Technical snags and inclement weather often ruin one's flying experience but imagine a scenario where airport managers could foresee the consequences of such disruptions and plan in time before events escalate.
Smartglasses, and not a crystal ball, are at your rescue.
Sporting a pair of smartglasses, staring at a blank wall and using hand gestures to superimpose data on a 3-D image of an airport could help visualise a set of chain reaction likely to be triggered in an emergency.
Such a graphical representation of data can help crisis handlers better manage a situation.
SITA Lab, the research arm of air transport IT provider SITA, has released early results of a research carried out in Finland with Helsinki Airport using Microsoft HoloLens, a pair of smartglasses, to analyse and manage airports in a mixed reality environment.
HoloLens is a self-contained holographic computer, enabling users to engage with digital content. It runs on Windows 10, and enables the blending of the physical and digital worlds in ways that were previously impossible.
During the trial in Helsinki, the airport's management software supplied to the HoloLens data such as passenger real-time location, aircraft position data, gate information, flight status information, security wait times and retail dwell times.
This information was merged with the 3-D real-time view of the airport for monitoring the entire airport.
This helps one foresee, for example, the impact a flight delay could have on all subsequent flights as well as to predict the rush of passengers.
Armed with this information airport managers can decide what action needs to be taken to improve efficiency.
"Mixed reality enables digital and physical data to exist together. We need to learn how to interact in this new environment. In the same way that we moved from computers to smartphones and voice recognition, now we can go beyond the screen," said Jim Peters, SITA CTO and head of SITA Lab at the Air Transport IT Summit held in Brussels last month.
HoloLens also opens the possibility of being able to access the airport operational control center from any location, on or offsite, allowing experts to provide input to situations remotely.
"HoloLens is now being used across various enterprises from healthcare to engineering. SITA's work is an example of how to extend HoloLens capabilities to manage the complexity of data and decision-making in an airport environment," said Greg Jones, MD, Worldwide Hospitality and Travel, Microsoft Corporation.
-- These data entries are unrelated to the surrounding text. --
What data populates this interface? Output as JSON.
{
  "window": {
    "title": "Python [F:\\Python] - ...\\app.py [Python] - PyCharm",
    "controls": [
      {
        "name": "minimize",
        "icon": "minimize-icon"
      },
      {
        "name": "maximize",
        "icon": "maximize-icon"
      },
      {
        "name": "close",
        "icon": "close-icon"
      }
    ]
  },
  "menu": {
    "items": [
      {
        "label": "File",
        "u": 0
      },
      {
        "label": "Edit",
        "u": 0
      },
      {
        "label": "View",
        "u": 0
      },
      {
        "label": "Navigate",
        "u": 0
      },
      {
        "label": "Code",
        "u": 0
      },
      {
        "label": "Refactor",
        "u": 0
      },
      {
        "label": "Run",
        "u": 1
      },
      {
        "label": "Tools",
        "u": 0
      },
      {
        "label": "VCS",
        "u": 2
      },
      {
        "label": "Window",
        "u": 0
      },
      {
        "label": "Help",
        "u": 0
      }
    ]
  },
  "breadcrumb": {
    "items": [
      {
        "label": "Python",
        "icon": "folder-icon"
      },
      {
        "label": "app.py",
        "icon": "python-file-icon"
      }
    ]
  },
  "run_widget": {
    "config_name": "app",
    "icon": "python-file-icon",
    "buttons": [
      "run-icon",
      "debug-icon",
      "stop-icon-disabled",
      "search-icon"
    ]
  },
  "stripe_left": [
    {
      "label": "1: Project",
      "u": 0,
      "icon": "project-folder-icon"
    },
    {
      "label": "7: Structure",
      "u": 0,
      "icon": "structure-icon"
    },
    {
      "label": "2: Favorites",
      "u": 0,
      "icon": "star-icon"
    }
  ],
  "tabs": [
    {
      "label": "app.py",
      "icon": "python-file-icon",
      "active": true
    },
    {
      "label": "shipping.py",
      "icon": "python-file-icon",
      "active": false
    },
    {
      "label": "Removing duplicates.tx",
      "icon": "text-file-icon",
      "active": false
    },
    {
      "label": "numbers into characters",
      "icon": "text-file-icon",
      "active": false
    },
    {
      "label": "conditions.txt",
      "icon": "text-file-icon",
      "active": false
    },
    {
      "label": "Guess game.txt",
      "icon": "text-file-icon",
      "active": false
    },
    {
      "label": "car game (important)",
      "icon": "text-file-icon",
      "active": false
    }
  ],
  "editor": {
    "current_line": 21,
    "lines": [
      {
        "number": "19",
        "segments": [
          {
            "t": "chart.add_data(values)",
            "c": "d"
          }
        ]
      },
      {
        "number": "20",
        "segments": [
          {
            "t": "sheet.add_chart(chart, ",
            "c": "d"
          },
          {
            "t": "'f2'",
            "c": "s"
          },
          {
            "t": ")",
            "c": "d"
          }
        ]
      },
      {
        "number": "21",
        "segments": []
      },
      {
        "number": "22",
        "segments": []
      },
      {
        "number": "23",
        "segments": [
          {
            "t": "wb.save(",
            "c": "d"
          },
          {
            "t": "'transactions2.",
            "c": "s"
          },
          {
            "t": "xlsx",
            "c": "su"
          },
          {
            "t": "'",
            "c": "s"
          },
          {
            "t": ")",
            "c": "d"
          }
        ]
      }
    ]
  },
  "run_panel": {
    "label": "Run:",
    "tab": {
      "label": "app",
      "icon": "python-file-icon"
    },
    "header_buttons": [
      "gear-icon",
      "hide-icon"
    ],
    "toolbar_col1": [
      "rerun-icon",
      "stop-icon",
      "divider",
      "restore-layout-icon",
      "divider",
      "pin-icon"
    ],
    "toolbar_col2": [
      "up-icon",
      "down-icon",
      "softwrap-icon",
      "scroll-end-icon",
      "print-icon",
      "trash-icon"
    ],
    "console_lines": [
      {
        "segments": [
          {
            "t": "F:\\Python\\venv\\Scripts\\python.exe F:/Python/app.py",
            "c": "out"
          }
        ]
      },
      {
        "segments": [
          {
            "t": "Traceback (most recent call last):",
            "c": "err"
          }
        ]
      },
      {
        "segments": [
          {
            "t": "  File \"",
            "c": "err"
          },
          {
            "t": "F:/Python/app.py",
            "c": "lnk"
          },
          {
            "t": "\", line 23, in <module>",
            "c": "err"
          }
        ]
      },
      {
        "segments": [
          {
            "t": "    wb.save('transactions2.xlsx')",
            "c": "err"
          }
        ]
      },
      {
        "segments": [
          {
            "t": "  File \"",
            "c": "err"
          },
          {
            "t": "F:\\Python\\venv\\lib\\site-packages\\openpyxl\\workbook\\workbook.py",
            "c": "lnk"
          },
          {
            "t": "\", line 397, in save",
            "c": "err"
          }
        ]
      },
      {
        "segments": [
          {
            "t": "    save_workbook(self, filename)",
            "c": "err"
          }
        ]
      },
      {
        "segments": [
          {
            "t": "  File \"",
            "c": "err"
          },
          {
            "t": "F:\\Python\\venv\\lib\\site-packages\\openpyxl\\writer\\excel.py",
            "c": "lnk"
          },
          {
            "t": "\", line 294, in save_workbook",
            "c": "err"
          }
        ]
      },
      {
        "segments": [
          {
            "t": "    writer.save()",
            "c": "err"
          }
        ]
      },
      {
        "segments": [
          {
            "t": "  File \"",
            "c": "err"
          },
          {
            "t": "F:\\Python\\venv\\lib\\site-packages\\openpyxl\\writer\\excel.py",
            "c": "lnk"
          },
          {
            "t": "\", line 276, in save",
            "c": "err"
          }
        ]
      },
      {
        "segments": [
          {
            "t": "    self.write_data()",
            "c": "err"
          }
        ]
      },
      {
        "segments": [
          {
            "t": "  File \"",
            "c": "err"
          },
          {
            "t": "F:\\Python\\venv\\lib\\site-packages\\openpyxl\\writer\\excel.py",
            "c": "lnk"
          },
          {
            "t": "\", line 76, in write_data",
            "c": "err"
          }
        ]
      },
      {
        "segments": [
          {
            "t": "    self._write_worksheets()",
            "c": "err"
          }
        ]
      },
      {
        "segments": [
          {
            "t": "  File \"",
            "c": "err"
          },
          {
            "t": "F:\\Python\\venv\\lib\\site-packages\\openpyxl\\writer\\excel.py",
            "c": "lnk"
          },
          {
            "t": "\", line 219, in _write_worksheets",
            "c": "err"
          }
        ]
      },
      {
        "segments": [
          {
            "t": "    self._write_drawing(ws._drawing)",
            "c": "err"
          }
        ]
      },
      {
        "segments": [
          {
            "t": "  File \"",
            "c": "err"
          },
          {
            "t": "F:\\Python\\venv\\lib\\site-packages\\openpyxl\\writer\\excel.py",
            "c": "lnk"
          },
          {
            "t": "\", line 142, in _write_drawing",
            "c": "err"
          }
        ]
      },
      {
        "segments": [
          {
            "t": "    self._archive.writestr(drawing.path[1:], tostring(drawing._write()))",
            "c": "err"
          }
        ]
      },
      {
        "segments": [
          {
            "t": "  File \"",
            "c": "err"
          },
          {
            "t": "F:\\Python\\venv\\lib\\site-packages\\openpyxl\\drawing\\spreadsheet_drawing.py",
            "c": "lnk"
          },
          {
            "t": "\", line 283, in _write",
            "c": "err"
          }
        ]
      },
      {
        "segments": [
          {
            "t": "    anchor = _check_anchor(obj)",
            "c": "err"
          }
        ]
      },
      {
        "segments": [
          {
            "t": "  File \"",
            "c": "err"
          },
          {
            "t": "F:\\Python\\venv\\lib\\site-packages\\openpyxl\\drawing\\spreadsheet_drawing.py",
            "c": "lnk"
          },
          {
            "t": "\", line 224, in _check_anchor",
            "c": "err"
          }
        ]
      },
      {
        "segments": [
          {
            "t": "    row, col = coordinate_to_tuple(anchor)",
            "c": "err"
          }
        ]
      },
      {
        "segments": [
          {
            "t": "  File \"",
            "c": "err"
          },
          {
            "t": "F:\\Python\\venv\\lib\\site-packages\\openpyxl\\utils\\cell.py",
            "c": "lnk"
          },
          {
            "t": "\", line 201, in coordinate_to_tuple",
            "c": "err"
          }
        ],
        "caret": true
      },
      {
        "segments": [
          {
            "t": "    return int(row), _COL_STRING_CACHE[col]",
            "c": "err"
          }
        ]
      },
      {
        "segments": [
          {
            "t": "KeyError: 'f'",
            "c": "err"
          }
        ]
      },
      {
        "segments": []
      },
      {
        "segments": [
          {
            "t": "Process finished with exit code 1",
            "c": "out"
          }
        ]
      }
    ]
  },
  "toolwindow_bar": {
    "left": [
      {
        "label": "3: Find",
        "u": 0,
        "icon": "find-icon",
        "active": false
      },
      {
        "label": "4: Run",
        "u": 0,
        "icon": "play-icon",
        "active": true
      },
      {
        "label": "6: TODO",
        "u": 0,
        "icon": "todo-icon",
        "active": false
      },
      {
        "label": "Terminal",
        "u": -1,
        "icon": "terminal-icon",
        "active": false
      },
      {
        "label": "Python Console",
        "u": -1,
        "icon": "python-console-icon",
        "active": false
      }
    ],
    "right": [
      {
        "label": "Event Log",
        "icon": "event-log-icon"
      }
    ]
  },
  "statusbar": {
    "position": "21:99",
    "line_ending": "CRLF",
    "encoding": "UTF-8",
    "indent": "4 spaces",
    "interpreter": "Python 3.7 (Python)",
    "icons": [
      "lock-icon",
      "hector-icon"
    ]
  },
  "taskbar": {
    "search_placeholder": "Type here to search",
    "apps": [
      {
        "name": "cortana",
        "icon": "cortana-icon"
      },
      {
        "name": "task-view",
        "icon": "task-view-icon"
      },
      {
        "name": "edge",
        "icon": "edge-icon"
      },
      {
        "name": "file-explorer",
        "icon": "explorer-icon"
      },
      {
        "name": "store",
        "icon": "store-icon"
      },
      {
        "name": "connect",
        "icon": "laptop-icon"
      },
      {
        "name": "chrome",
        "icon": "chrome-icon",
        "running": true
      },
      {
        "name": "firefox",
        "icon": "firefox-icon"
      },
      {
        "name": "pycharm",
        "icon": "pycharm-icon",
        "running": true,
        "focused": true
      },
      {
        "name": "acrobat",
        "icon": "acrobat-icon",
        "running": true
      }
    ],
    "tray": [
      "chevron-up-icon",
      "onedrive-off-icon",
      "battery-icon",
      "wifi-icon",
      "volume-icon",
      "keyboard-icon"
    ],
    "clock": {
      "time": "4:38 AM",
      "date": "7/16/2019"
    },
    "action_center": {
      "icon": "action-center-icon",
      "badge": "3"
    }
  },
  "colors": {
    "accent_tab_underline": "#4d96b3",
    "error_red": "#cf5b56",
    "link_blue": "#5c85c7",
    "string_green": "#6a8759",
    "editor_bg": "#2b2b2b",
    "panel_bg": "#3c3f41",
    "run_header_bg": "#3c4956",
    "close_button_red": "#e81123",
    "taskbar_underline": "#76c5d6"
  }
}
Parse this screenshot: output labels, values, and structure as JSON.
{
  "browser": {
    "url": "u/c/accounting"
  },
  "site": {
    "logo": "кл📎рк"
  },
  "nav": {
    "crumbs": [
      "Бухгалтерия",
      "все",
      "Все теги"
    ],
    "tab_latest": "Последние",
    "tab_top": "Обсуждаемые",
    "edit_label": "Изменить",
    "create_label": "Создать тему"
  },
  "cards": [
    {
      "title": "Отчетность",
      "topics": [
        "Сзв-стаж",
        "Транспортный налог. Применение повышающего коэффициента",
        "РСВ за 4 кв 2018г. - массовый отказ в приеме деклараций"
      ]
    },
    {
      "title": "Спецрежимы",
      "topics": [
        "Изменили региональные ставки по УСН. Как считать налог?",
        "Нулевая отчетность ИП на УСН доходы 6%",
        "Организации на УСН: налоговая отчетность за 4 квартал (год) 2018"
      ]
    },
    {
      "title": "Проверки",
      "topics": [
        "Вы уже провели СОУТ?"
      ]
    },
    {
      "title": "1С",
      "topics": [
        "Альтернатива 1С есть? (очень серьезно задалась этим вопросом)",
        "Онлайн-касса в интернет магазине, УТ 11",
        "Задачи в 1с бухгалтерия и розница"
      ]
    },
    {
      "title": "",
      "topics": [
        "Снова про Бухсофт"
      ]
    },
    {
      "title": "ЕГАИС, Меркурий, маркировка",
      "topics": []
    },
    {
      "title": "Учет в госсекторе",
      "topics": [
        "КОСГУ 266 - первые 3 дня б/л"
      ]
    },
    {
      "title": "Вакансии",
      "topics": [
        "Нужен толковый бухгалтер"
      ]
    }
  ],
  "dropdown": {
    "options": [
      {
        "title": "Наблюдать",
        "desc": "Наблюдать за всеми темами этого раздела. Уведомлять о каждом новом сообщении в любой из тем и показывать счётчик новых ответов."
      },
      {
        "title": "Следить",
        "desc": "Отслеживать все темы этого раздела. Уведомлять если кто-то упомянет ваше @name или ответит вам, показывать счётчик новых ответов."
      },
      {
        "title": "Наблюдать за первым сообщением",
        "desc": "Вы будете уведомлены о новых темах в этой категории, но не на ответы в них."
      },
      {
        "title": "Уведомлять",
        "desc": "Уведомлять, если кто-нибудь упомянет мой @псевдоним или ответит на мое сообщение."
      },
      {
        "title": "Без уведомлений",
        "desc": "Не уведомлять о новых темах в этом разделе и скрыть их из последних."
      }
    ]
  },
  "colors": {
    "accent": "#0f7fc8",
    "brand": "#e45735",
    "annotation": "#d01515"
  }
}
SITA Lab, however, points out that it is early days to execute this technology and issues of weight, size and durability of the HoloLens will need to be addressed.